Determine the number of lines of the records below that include "data". Respond with the number and no other text.

+===+

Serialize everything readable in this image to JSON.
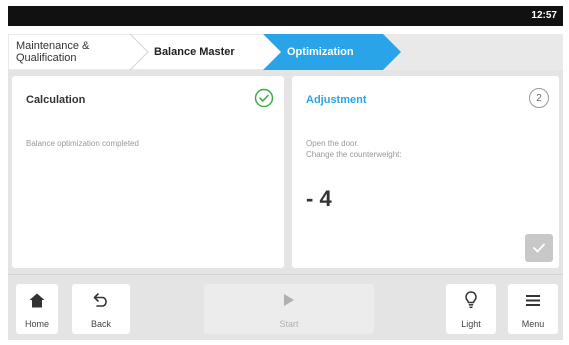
{
  "status_bar": {
    "time": "12:57"
  },
  "breadcrumb": {
    "items": [
      {
        "label": "Maintenance &\nQualification"
      },
      {
        "label": "Balance Master"
      },
      {
        "label": "Optimization"
      }
    ],
    "active_color": "#2aa4e8"
  },
  "calculation": {
    "title": "Calculation",
    "message": "Balance optimization completed",
    "status_icon": "check-circle-icon"
  },
  "adjustment": {
    "title": "Adjustment",
    "step": "2",
    "instruction_line1": "Open the door.",
    "instruction_line2": "Change the counterweight:",
    "value": "- 4",
    "confirm_icon": "checkmark-icon"
  },
  "taskbar": {
    "home_label": "Home",
    "back_label": "Back",
    "start_label": "Start",
    "light_label": "Light",
    "menu_label": "Menu"
  }
}
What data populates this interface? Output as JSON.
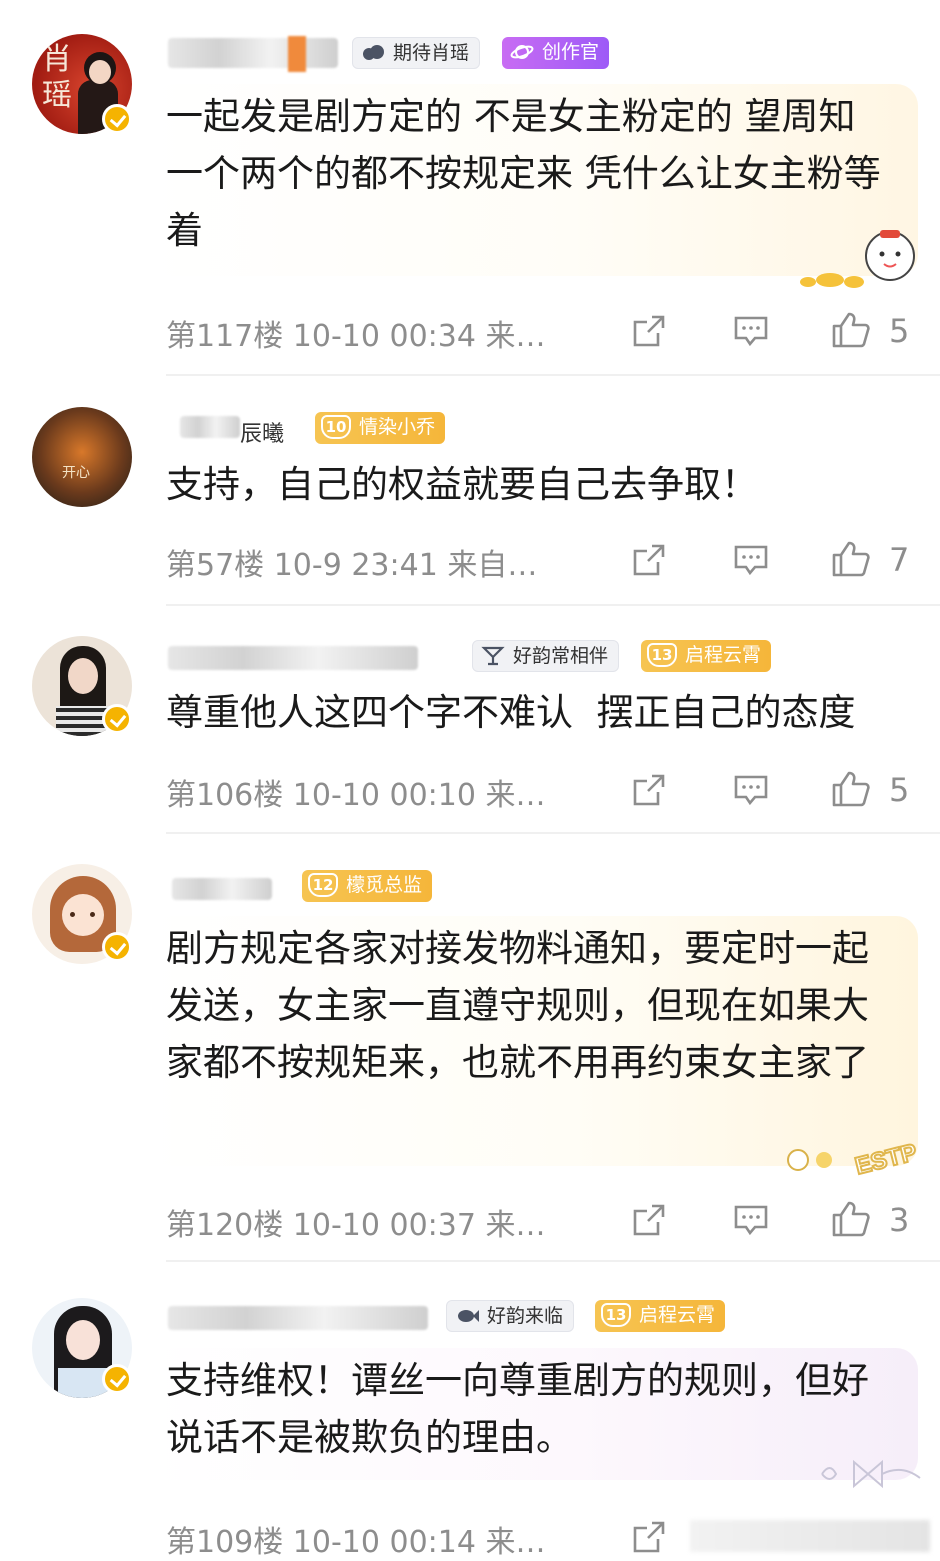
{
  "comments": [
    {
      "tags": [
        "期待肖瑶",
        "创作官"
      ],
      "avatar_text": "肖瑶",
      "text": "一起发是剧方定的 不是女主粉定的 望周知 一个两个的都不按规定来 凭什么让女主粉等着",
      "meta": "第117楼 10-10 00:34 来…",
      "likes": "5"
    },
    {
      "name_partial": "辰曦",
      "tag_level": "10",
      "tags": [
        "情染小乔"
      ],
      "avatar_text": "开心",
      "text": "支持，自己的权益就要自己去争取！",
      "meta": "第57楼 10-9 23:41 来自…",
      "likes": "7"
    },
    {
      "tag_level": "13",
      "tags": [
        "好韵常相伴",
        "启程云霄"
      ],
      "text": "尊重他人这四个字不难认  摆正自己的态度",
      "meta": "第106楼 10-10 00:10 来…",
      "likes": "5"
    },
    {
      "tag_level": "12",
      "tags": [
        "檬觅总监"
      ],
      "bubble_decoration": "ESTP",
      "text": "剧方规定各家对接发物料通知，要定时一起发送，女主家一直遵守规则，但现在如果大家都不按规矩来，也就不用再约束女主家了",
      "meta": "第120楼 10-10 00:37 来…",
      "likes": "3"
    },
    {
      "tag_level": "13",
      "tags": [
        "好韵来临",
        "启程云霄"
      ],
      "text": "支持维权！谭丝一向尊重剧方的规则，但好说话不是被欺负的理由。",
      "meta": "第109楼 10-10 00:14 来…",
      "likes": ""
    }
  ],
  "colors": {
    "meta_text": "#8d8d8d",
    "verified_badge": "#f5b301",
    "tag_gold": "#f5b63a",
    "tag_purple": "#b063f5"
  },
  "icons": [
    "share-icon",
    "comment-icon",
    "thumbs-up-icon",
    "verified-badge-icon"
  ]
}
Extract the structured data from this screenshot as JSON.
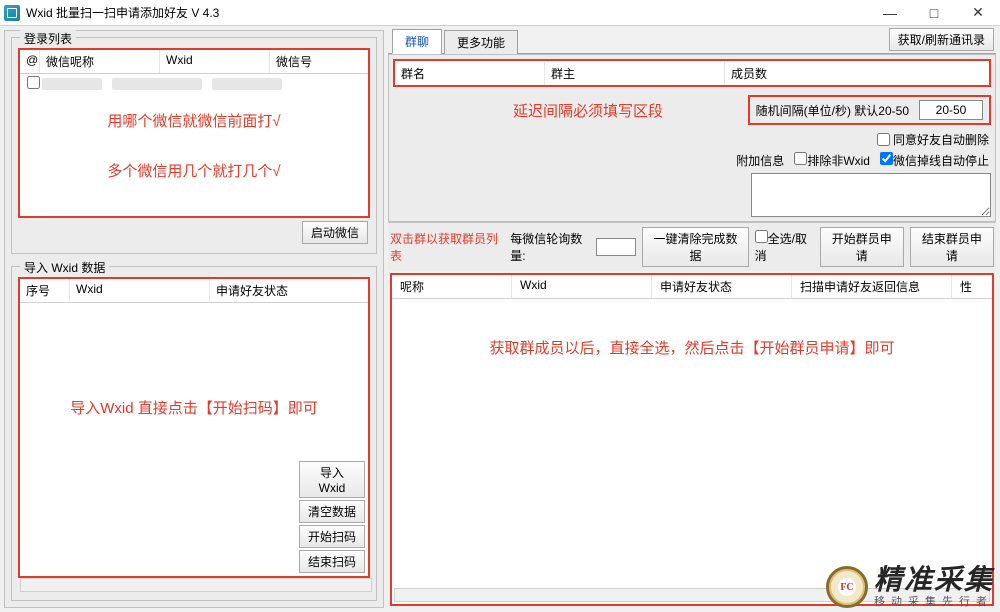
{
  "title": "Wxid 批量扫一扫申请添加好友 V 4.3",
  "login": {
    "legend": "登录列表",
    "headers": {
      "c0": "@",
      "c1": "微信呢称",
      "c2": "Wxid",
      "c3": "微信号"
    },
    "note1": "用哪个微信就微信前面打√",
    "note2": "多个微信用几个就打几个√",
    "start_btn": "启动微信"
  },
  "import": {
    "legend": "导入 Wxid 数据",
    "headers": {
      "c0": "序号",
      "c1": "Wxid",
      "c2": "申请好友状态"
    },
    "note": "导入Wxid 直接点击【开始扫码】即可",
    "btns": {
      "import": "导入Wxid",
      "clear": "清空数据",
      "start": "开始扫码",
      "end": "结束扫码"
    }
  },
  "tabs": {
    "group": "群聊",
    "more": "更多功能",
    "refresh": "获取/刷新通讯录"
  },
  "group_list_headers": {
    "c0": "群名",
    "c1": "群主",
    "c2": "成员数"
  },
  "delay": {
    "note": "延迟间隔必须填写区段",
    "label": "随机间隔(单位/秒) 默认20-50",
    "value": "20-50"
  },
  "opts": {
    "auto_del": "同意好友自动删除",
    "attach_label": "附加信息",
    "exclude": "排除非Wxid",
    "offline_stop": "微信掉线自动停止"
  },
  "toolbar": {
    "dbl_hint": "双击群以获取群员列表",
    "poll_label": "每微信轮询数量:",
    "one_clear": "一键清除完成数据",
    "select_all": "全选/取消",
    "start_apply": "开始群员申请",
    "end_apply": "结束群员申请"
  },
  "members": {
    "headers": {
      "c0": "呢称",
      "c1": "Wxid",
      "c2": "申请好友状态",
      "c3": "扫描申请好友返回信息",
      "c4": "性"
    },
    "note": "获取群成员以后，直接全选，然后点击【开始群员申请】即可"
  },
  "watermark": {
    "seal": "FC",
    "big": "精准采集",
    "small": "移动采集先行者"
  }
}
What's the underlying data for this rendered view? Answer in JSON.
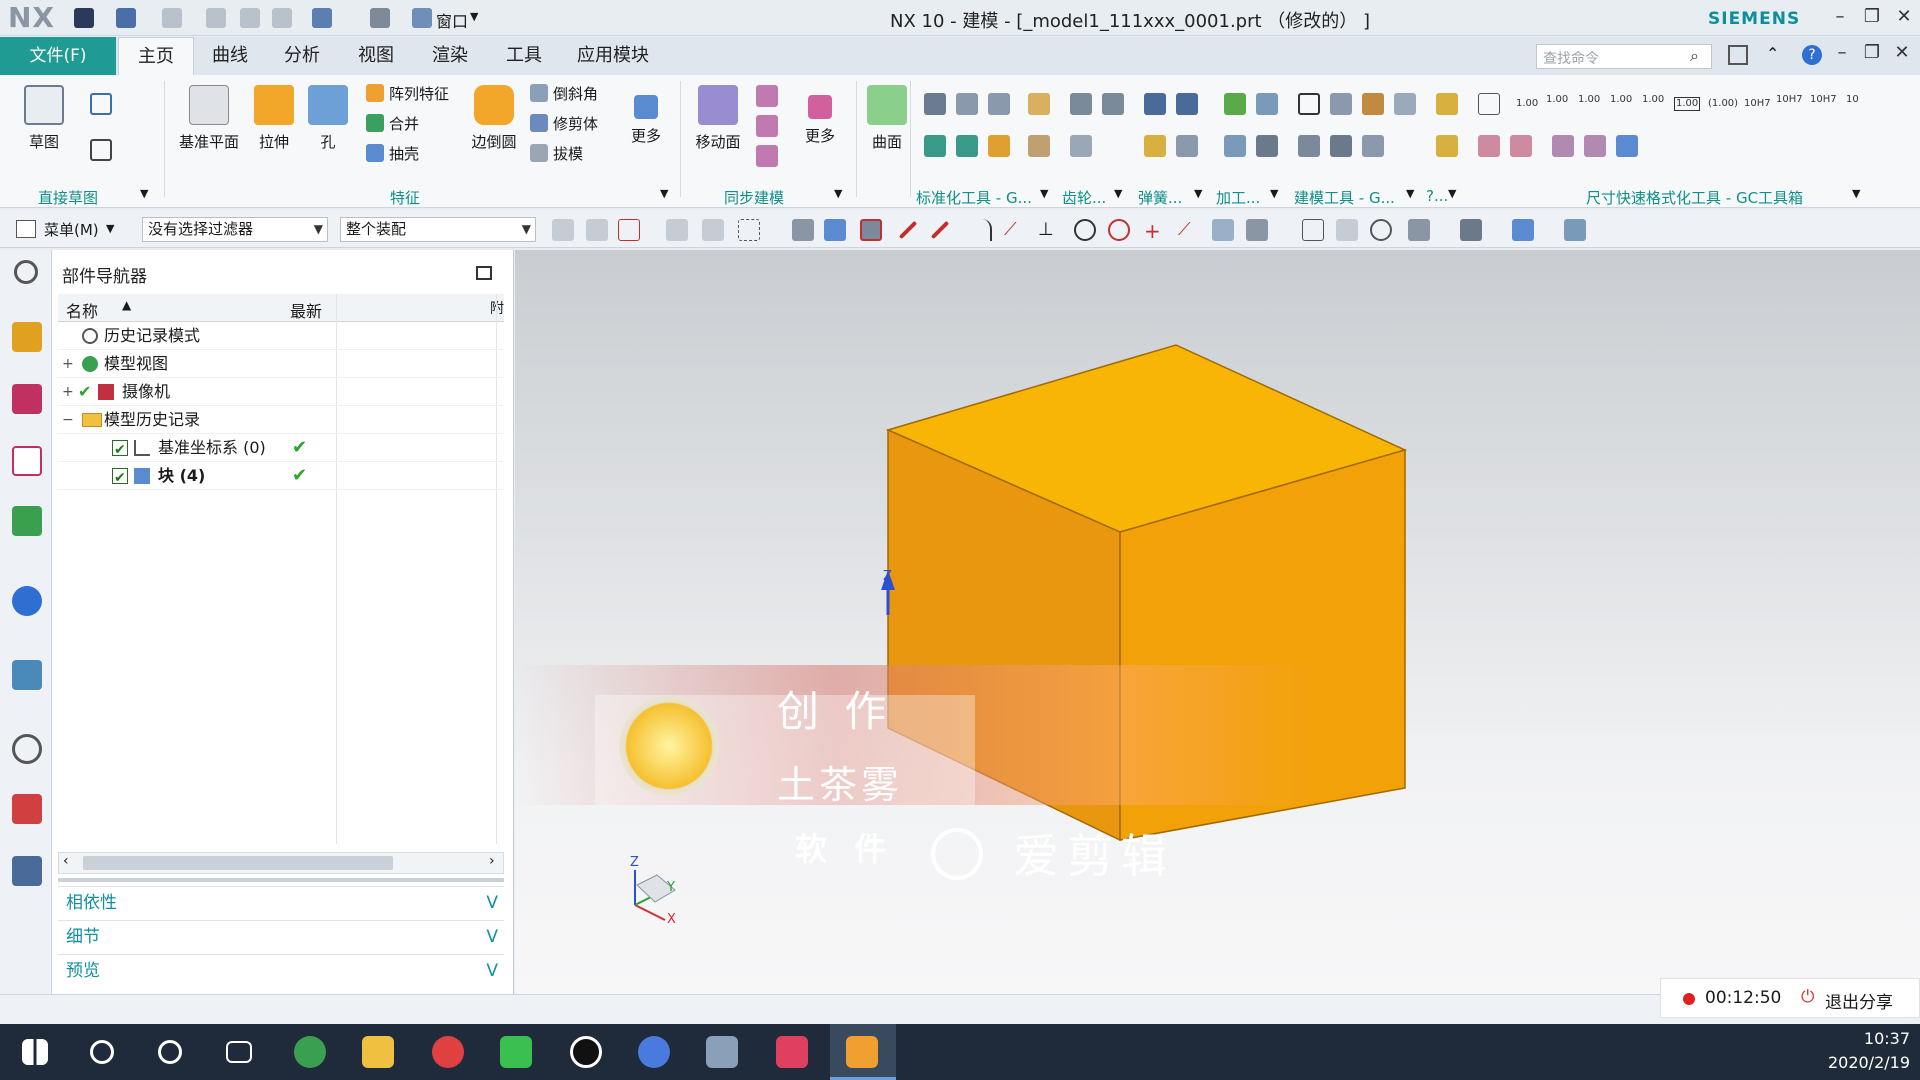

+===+

(Task answer)
3